| Exercise instructions |
Here are some entries; quote each one exactly.

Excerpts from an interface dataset
════════════════════

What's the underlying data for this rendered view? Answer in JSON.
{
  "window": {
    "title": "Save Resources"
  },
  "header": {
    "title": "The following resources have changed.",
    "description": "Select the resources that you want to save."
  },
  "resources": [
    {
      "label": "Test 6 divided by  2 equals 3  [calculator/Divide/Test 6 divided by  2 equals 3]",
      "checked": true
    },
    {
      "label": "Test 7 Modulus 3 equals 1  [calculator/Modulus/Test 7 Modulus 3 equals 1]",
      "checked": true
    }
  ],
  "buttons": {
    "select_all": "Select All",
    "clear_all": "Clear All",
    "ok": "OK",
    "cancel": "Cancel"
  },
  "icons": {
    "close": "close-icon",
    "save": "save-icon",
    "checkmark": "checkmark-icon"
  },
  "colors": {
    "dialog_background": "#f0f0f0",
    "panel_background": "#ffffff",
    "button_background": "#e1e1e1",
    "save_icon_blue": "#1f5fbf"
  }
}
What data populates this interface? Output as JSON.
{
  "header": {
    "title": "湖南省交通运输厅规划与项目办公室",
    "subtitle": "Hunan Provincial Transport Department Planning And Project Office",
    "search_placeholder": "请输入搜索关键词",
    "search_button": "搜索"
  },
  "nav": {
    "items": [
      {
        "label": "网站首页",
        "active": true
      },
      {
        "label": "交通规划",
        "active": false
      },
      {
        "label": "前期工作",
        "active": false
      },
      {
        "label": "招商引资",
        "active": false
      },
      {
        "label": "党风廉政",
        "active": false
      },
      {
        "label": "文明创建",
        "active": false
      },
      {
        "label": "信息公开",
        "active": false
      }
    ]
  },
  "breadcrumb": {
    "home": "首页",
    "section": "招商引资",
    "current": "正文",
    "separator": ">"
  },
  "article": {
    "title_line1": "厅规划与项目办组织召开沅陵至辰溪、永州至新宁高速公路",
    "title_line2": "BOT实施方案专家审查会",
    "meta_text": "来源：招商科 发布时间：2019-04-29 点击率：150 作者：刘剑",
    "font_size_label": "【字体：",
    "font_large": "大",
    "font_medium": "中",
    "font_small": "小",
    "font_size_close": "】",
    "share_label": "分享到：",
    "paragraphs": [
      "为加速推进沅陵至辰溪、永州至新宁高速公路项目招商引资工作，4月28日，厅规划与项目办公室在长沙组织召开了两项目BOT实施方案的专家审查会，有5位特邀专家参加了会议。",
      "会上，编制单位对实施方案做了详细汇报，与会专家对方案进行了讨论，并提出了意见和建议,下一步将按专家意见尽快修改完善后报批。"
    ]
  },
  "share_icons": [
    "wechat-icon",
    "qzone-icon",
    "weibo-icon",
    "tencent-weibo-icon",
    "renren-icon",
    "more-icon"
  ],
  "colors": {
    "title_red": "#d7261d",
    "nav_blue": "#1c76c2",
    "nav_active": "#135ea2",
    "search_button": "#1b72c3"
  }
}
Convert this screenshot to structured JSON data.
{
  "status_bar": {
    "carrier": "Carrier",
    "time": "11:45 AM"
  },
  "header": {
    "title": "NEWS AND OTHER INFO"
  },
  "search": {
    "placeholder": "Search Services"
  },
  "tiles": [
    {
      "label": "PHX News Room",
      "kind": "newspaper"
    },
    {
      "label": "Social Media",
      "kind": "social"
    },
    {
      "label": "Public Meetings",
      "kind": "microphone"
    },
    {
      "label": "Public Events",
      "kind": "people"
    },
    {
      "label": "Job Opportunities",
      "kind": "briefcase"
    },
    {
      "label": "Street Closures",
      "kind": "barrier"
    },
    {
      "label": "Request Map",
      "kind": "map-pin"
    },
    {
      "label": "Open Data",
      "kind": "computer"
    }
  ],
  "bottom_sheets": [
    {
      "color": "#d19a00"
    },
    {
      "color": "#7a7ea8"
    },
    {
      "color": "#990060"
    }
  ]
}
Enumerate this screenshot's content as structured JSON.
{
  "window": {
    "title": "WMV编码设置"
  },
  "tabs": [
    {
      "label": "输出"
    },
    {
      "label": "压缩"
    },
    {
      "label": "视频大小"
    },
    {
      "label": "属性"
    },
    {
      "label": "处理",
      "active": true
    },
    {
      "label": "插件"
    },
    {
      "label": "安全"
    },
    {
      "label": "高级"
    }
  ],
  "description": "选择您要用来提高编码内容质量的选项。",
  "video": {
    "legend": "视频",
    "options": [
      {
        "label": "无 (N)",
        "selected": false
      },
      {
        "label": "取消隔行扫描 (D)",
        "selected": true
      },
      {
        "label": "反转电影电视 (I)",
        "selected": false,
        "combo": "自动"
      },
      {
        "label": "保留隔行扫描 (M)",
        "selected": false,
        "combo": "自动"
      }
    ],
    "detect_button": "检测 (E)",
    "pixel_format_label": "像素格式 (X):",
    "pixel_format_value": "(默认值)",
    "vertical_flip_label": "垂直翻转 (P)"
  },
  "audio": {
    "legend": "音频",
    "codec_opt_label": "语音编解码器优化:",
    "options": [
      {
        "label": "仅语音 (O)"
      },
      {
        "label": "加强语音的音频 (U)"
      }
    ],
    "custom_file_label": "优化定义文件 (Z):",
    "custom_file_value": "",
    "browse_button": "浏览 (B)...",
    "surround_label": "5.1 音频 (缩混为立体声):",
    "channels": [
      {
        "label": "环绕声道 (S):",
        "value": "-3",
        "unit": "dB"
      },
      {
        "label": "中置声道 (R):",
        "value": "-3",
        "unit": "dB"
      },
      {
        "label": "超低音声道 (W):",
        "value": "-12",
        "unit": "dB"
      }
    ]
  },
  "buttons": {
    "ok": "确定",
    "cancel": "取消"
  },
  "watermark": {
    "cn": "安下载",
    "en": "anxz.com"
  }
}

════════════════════

| The completed task |
What's the underlying data for this rendered view? Answer in JSON.
{
  "window": {
    "title": "Save Resources"
  },
  "header": {
    "title": "The following resources have changed.",
    "description": "Select the resources that you want to save."
  },
  "resources": [
    {
      "label": "Test 6 divided by  2 equals 3  [calculator/Divide/Test 6 divided by  2 equals 3]",
      "checked": true
    },
    {
      "label": "Test 7 Modulus 3 equals 1  [calculator/Modulus/Test 7 Modulus 3 equals 1]",
      "checked": true
    }
  ],
  "buttons": {
    "select_all": "Select All",
    "clear_all": "Clear All",
    "ok": "OK",
    "cancel": "Cancel"
  },
  "icons": {
    "close": "close-icon",
    "save": "save-icon",
    "checkmark": "checkmark-icon"
  },
  "colors": {
    "dialog_background": "#f0f0f0",
    "panel_background": "#ffffff",
    "button_background": "#e1e1e1",
    "save_icon_blue": "#1f5fbf"
  }
}
What data populates this interface? Output as JSON.
{
  "header": {
    "title": "湖南省交通运输厅规划与项目办公室",
    "subtitle": "Hunan Provincial Transport Department Planning And Project Office",
    "search_placeholder": "请输入搜索关键词",
    "search_button": "搜索"
  },
  "nav": {
    "items": [
      {
        "label": "网站首页",
        "active": true
      },
      {
        "label": "交通规划",
        "active": false
      },
      {
        "label": "前期工作",
        "active": false
      },
      {
        "label": "招商引资",
        "active": false
      },
      {
        "label": "党风廉政",
        "active": false
      },
      {
        "label": "文明创建",
        "active": false
      },
      {
        "label": "信息公开",
        "active": false
      }
    ]
  },
  "breadcrumb": {
    "home": "首页",
    "section": "招商引资",
    "current": "正文",
    "separator": ">"
  },
  "article": {
    "title_line1": "厅规划与项目办组织召开沅陵至辰溪、永州至新宁高速公路",
    "title_line2": "BOT实施方案专家审查会",
    "meta_text": "来源：招商科 发布时间：2019-04-29 点击率：150 作者：刘剑",
    "font_size_label": "【字体：",
    "font_large": "大",
    "font_medium": "中",
    "font_small": "小",
    "font_size_close": "】",
    "share_label": "分享到：",
    "paragraphs": [
      "为加速推进沅陵至辰溪、永州至新宁高速公路项目招商引资工作，4月28日，厅规划与项目办公室在长沙组织召开了两项目BOT实施方案的专家审查会，有5位特邀专家参加了会议。",
      "会上，编制单位对实施方案做了详细汇报，与会专家对方案进行了讨论，并提出了意见和建议,下一步将按专家意见尽快修改完善后报批。"
    ]
  },
  "share_icons": [
    "wechat-icon",
    "qzone-icon",
    "weibo-icon",
    "tencent-weibo-icon",
    "renren-icon",
    "more-icon"
  ],
  "colors": {
    "title_red": "#d7261d",
    "nav_blue": "#1c76c2",
    "nav_active": "#135ea2",
    "search_button": "#1b72c3"
  }
}
Convert this screenshot to structured JSON data.
{
  "status_bar": {
    "carrier": "Carrier",
    "time": "11:45 AM"
  },
  "header": {
    "title": "NEWS AND OTHER INFO"
  },
  "search": {
    "placeholder": "Search Services"
  },
  "tiles": [
    {
      "label": "PHX News Room",
      "kind": "newspaper"
    },
    {
      "label": "Social Media",
      "kind": "social"
    },
    {
      "label": "Public Meetings",
      "kind": "microphone"
    },
    {
      "label": "Public Events",
      "kind": "people"
    },
    {
      "label": "Job Opportunities",
      "kind": "briefcase"
    },
    {
      "label": "Street Closures",
      "kind": "barrier"
    },
    {
      "label": "Request Map",
      "kind": "map-pin"
    },
    {
      "label": "Open Data",
      "kind": "computer"
    }
  ],
  "bottom_sheets": [
    {
      "color": "#d19a00"
    },
    {
      "color": "#7a7ea8"
    },
    {
      "color": "#990060"
    }
  ]
}
Enumerate this screenshot's content as structured JSON.
{
  "window": {
    "title": "WMV编码设置"
  },
  "tabs": [
    {
      "label": "输出"
    },
    {
      "label": "压缩"
    },
    {
      "label": "视频大小"
    },
    {
      "label": "属性"
    },
    {
      "label": "处理",
      "active": true
    },
    {
      "label": "插件"
    },
    {
      "label": "安全"
    },
    {
      "label": "高级"
    }
  ],
  "description": "选择您要用来提高编码内容质量的选项。",
  "video": {
    "legend": "视频",
    "options": [
      {
        "label": "无 (N)",
        "selected": false
      },
      {
        "label": "取消隔行扫描 (D)",
        "selected": true
      },
      {
        "label": "反转电影电视 (I)",
        "selected": false,
        "combo": "自动"
      },
      {
        "label": "保留隔行扫描 (M)",
        "selected": false,
        "combo": "自动"
      }
    ],
    "detect_button": "检测 (E)",
    "pixel_format_label": "像素格式 (X):",
    "pixel_format_value": "(默认值)",
    "vertical_flip_label": "垂直翻转 (P)"
  },
  "audio": {
    "legend": "音频",
    "codec_opt_label": "语音编解码器优化:",
    "options": [
      {
        "label": "仅语音 (O)"
      },
      {
        "label": "加强语音的音频 (U)"
      }
    ],
    "custom_file_label": "优化定义文件 (Z):",
    "custom_file_value": "",
    "browse_button": "浏览 (B)...",
    "surround_label": "5.1 音频 (缩混为立体声):",
    "channels": [
      {
        "label": "环绕声道 (S):",
        "value": "-3",
        "unit": "dB"
      },
      {
        "label": "中置声道 (R):",
        "value": "-3",
        "unit": "dB"
      },
      {
        "label": "超低音声道 (W):",
        "value": "-12",
        "unit": "dB"
      }
    ]
  },
  "buttons": {
    "ok": "确定",
    "cancel": "取消"
  },
  "watermark": {
    "cn": "安下载",
    "en": "anxz.com"
  }
}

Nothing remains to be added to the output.